(EXCERPTED RECORDS begins)

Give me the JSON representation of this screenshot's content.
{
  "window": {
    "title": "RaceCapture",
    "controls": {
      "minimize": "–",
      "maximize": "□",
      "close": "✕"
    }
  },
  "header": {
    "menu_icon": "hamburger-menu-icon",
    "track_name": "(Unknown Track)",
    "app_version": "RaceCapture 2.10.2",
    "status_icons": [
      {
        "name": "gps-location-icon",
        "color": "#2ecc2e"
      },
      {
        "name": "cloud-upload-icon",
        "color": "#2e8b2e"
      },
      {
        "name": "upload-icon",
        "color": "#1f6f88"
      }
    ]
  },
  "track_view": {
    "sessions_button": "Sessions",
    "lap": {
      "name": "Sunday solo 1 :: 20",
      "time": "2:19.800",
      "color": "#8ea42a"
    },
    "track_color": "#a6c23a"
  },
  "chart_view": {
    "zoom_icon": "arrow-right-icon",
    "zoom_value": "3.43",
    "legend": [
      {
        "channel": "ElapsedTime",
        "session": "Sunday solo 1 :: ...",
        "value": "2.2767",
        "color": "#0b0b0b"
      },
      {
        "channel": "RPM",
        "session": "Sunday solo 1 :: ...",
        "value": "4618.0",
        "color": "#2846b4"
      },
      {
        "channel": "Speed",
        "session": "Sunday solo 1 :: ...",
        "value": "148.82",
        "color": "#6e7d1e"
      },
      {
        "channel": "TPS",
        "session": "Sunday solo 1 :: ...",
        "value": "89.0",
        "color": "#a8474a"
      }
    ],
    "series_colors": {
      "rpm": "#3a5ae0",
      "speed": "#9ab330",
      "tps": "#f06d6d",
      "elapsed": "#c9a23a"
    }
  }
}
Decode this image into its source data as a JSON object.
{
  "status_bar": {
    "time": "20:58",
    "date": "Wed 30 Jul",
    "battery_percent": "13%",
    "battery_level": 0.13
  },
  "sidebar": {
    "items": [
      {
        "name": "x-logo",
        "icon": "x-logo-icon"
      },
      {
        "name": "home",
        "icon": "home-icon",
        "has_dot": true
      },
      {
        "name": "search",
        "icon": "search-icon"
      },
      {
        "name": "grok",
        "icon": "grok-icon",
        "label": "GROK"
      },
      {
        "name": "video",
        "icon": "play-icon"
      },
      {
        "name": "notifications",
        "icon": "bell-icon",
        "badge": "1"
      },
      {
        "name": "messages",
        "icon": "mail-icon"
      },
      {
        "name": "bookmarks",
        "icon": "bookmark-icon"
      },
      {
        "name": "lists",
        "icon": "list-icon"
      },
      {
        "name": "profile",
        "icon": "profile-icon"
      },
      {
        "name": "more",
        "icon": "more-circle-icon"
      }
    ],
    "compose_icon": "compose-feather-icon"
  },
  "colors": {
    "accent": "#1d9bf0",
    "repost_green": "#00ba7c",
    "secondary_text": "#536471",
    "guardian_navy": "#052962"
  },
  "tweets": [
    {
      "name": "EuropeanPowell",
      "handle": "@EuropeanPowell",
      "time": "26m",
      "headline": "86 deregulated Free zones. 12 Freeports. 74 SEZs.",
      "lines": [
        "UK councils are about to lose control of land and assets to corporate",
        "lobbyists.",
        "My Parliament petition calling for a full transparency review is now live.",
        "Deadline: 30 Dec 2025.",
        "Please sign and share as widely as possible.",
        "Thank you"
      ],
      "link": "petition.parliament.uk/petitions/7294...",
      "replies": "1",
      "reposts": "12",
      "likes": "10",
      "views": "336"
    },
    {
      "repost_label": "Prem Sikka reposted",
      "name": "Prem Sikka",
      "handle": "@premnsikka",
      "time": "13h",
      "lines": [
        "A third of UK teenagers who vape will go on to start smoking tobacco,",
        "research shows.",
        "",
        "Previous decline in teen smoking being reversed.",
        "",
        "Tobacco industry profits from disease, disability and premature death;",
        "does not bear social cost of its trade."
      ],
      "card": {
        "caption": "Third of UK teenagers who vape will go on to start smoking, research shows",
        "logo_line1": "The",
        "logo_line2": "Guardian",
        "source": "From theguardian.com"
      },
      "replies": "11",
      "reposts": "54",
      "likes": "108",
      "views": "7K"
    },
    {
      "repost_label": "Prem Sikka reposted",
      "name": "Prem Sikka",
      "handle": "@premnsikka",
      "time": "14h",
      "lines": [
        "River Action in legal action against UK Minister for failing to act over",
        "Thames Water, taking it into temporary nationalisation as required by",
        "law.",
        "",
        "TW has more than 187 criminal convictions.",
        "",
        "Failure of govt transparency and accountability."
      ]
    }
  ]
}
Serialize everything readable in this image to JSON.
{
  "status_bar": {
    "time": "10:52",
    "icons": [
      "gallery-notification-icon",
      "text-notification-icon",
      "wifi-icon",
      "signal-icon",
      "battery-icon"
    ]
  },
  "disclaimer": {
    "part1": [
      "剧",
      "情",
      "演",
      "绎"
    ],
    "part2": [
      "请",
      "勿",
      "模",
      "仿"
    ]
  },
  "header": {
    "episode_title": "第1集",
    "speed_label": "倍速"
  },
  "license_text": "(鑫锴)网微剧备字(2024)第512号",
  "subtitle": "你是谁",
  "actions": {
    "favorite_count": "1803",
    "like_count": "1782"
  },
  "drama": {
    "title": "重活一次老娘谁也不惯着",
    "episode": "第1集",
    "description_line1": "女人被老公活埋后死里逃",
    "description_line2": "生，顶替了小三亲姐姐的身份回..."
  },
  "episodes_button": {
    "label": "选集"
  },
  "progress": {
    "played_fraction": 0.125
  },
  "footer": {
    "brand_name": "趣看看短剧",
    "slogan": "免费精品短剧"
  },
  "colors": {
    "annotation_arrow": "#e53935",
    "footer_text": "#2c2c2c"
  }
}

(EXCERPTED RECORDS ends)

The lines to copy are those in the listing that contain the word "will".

## ANSWER BOX
        "A third of UK teenagers who vape will go on to start smoking tobacco,",
        "caption": "Third of UK teenagers who vape will go on to start smoking, research shows",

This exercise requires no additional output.